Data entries
BEGIN

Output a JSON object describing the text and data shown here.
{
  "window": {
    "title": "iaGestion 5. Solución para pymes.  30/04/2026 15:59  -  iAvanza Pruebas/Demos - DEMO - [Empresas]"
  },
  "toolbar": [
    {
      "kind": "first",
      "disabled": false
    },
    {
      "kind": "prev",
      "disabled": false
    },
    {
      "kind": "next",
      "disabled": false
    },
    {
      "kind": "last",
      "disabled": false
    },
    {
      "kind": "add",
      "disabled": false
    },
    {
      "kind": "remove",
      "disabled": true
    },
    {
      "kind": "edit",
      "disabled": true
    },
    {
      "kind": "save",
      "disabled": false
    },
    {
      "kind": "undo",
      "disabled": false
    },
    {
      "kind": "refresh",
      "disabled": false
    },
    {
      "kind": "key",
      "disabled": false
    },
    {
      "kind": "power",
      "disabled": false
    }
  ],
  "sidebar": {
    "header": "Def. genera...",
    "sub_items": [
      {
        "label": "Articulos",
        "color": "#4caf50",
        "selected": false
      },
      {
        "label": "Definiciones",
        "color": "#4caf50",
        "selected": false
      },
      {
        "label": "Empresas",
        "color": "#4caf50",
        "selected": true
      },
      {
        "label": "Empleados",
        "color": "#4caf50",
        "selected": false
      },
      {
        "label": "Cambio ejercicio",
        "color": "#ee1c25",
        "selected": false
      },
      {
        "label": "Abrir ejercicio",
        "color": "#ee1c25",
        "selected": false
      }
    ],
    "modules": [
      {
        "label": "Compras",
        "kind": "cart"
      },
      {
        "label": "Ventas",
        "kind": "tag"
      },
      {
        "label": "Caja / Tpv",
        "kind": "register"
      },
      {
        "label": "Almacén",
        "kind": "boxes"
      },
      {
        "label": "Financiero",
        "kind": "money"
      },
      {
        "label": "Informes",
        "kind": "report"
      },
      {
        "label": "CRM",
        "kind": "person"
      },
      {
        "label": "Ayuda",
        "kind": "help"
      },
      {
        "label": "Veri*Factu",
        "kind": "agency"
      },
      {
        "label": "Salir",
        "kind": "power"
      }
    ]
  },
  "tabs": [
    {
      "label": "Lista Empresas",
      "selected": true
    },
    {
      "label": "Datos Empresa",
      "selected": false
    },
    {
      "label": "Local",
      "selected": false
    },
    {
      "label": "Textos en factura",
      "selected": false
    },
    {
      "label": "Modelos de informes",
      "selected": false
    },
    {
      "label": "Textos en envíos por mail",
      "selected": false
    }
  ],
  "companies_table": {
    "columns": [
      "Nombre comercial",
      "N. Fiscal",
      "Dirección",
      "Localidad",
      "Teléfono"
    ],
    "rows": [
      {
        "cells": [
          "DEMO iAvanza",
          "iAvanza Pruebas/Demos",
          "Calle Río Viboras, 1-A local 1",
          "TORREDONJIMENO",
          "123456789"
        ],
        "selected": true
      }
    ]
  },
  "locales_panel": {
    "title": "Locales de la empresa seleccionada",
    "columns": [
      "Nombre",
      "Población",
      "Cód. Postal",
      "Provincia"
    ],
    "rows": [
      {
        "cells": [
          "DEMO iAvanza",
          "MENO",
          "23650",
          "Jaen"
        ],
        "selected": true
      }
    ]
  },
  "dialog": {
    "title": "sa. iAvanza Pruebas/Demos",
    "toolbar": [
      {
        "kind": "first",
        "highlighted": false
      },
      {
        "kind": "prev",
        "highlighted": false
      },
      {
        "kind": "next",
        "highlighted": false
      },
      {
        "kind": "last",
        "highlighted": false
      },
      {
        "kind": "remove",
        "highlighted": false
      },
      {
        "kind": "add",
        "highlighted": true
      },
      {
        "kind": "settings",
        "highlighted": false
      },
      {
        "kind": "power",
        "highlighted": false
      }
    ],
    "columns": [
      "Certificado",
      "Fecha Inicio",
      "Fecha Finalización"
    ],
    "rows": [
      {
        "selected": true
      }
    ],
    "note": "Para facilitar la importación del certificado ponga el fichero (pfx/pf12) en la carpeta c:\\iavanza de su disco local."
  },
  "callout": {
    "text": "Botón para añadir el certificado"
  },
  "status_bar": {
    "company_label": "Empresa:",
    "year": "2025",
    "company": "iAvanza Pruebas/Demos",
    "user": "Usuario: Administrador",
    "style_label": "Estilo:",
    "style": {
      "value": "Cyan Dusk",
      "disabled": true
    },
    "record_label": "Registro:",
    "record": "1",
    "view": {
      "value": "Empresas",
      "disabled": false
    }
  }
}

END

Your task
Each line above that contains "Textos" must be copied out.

Expected answer
      "label": "Textos en factura",
      "label": "Textos en envíos por mail",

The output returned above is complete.